The people that come volunteer for the camp are so dedicated. I don’t pay my volunteers anything to come to the camp. Usually, I can’t even pay for their travel. But these people wouldn’t miss it for the world. I have some that use their only vacation from work to attend and volunteer at the camp. I’ve been blessed to have smiling individuals that bring positive feelings to the camp every year.

Do you hope to expand the camp in the coming years?

It will definitely be a challenge to do that. What’s crazy is that we used to do TWO camps per year – one in New York City and another one in Atlanta. Today, we just do the camp in Atlanta. Keeping the not-for-profit status is important. Fundraising for shirts, meals, space, equipment and other items are always our biggest areas where we need to raise more money. It’s a tall task currently.

How can other people help the camp?

We always need fundraising help. More information about my endeavors with helping deaf and hard-of-hearing people can be found on my website (http://www.mikeglenn.com/bio.htm) for those needing more information. I also have a movie out called “The Spirit of Love” that highlights my journey, specifically in the space of health and hearing (https://www.youtube.com/watch?v=jAiLG0mBwAo).

Even if fundraising is not realistic for someone, just spreading the word on the camp being available to all who have a hearing deficiency would be fantastic. We were fortunate enough to keep the camp in operation during the recession. I think the knowledge and support and word-of-mouth from others made that possible.

Do you have a favorite memory from your camp?
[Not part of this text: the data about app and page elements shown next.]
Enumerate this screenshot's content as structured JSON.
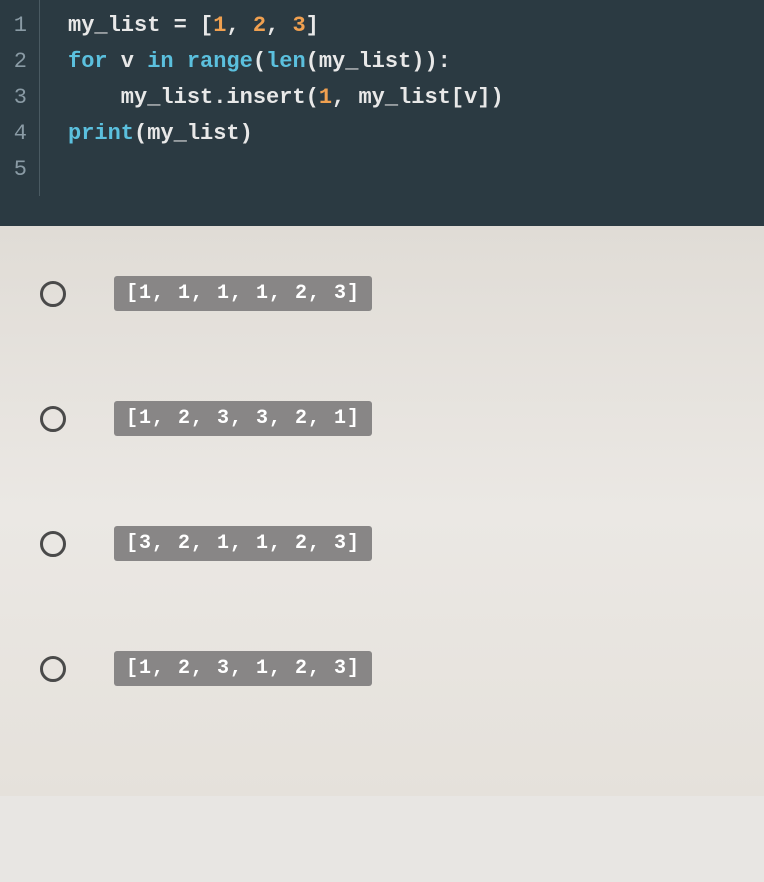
{
  "code": {
    "line_numbers": [
      "1",
      "2",
      "3",
      "4",
      "5"
    ],
    "lines": {
      "l1_t1": "my_list = [",
      "l1_n1": "1",
      "l1_t2": ", ",
      "l1_n2": "2",
      "l1_t3": ", ",
      "l1_n3": "3",
      "l1_t4": "]",
      "l2_k1": "for",
      "l2_t1": " v ",
      "l2_k2": "in",
      "l2_t2": " ",
      "l2_f1": "range",
      "l2_t3": "(",
      "l2_f2": "len",
      "l2_t4": "(my_list)):",
      "l3_t1": "    my_list.insert(",
      "l3_n1": "1",
      "l3_t2": ", my_list[v])",
      "l4_f1": "print",
      "l4_t1": "(my_list)"
    }
  },
  "options": {
    "opt1": "[1, 1, 1, 1, 2, 3]",
    "opt2": "[1, 2, 3, 3, 2, 1]",
    "opt3": "[3, 2, 1, 1, 2, 3]",
    "opt4": "[1, 2, 3, 1, 2, 3]"
  }
}
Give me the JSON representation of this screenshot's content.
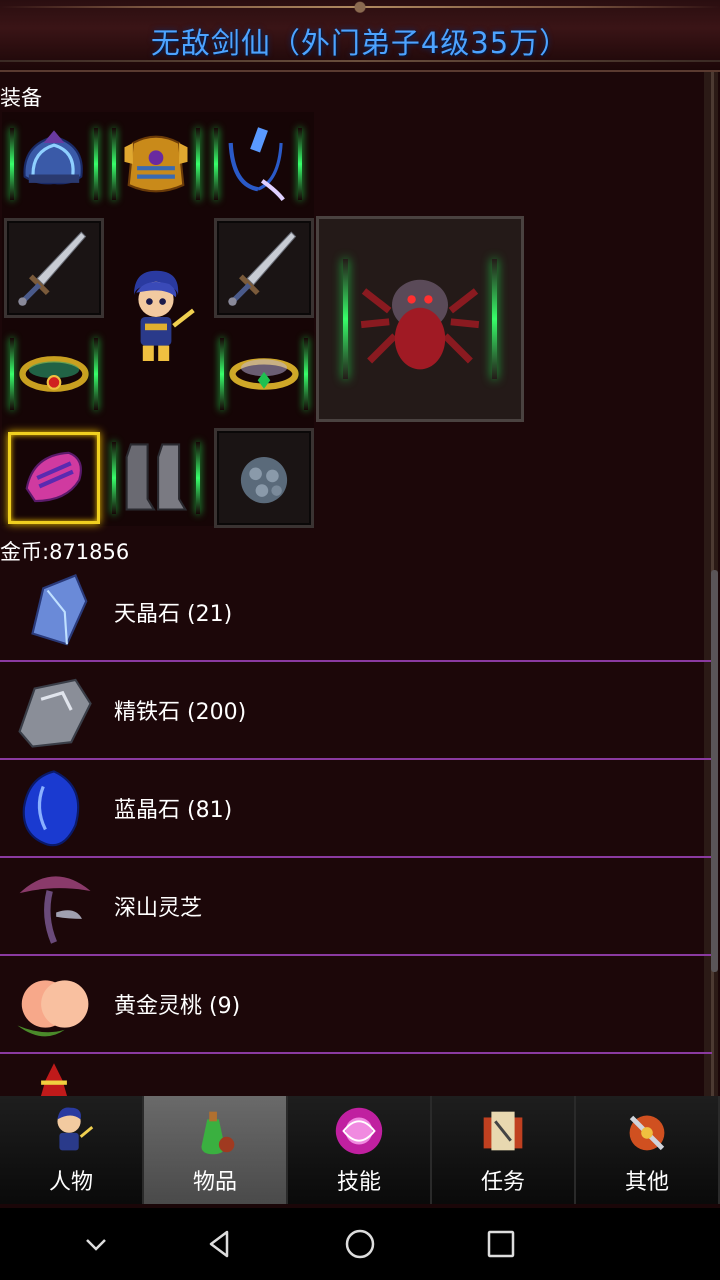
{
  "title": "无敌剑仙（外门弟子4级35万）",
  "equipment": {
    "section_label": "装备",
    "slots": [
      {
        "id": "helmet",
        "icon": "helmet-icon"
      },
      {
        "id": "armor",
        "icon": "armor-icon"
      },
      {
        "id": "necklace",
        "icon": "necklace-icon"
      },
      {
        "id": "weapon-left",
        "icon": "sword-icon"
      },
      {
        "id": "character",
        "icon": "character-icon"
      },
      {
        "id": "weapon-right",
        "icon": "sword-icon"
      },
      {
        "id": "ring-left",
        "icon": "ring-icon"
      },
      {
        "id": "ring-right",
        "icon": "ring-icon"
      },
      {
        "id": "gloves",
        "icon": "gloves-icon"
      },
      {
        "id": "boots",
        "icon": "boots-icon"
      },
      {
        "id": "accessory",
        "icon": "orb-icon"
      },
      {
        "id": "mount",
        "icon": "spider-mount-icon"
      }
    ]
  },
  "gold": "金币:871856",
  "items": [
    {
      "name": "天晶石 (21)",
      "icon": "sky-crystal-icon"
    },
    {
      "name": "精铁石 (200)",
      "icon": "iron-ore-icon"
    },
    {
      "name": "蓝晶石 (81)",
      "icon": "blue-crystal-icon"
    },
    {
      "name": "深山灵芝",
      "icon": "lingzhi-mushroom-icon"
    },
    {
      "name": "黄金灵桃 (9)",
      "icon": "golden-peach-icon"
    },
    {
      "name": "",
      "icon": "red-potion-icon"
    }
  ],
  "tabs": [
    {
      "label": "人物",
      "icon": "character-tab-icon",
      "active": false
    },
    {
      "label": "物品",
      "icon": "potion-tab-icon",
      "active": true
    },
    {
      "label": "技能",
      "icon": "skill-orb-tab-icon",
      "active": false
    },
    {
      "label": "任务",
      "icon": "quest-scroll-tab-icon",
      "active": false
    },
    {
      "label": "其他",
      "icon": "other-tab-icon",
      "active": false
    }
  ],
  "colors": {
    "title": "#4da3ff",
    "background": "#1c0709",
    "row_divider": "#8a3aa0",
    "slot_glow": "#37ff6a"
  }
}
There was a boy named Willie Brown. He came to my camp as a skinny little deaf kid from Macon, Georgia. All I remember is that he soaked up every single aspect of our camp. He won MVP of our camp. I knew sign language, of course, and I always made sure to communicate to him that I thought he could play basketball at a very high level. Willie became a major college basketball player, first playing at Hofstra and then Georgia St.

He also bounced around in the CBA, but also had tryouts with the Denver Nuggets and the Atlanta Hawks. I remember jumping up and down and waving my hands in excitement when he would dunk. The impact he had on the deaf basketball community was enormous.

Another story that comes to mind and happens often is the impact EarQ had. They gave a hearing aid to one of my little girl campers. Not only does that hearing aid enhance her life – it made her day.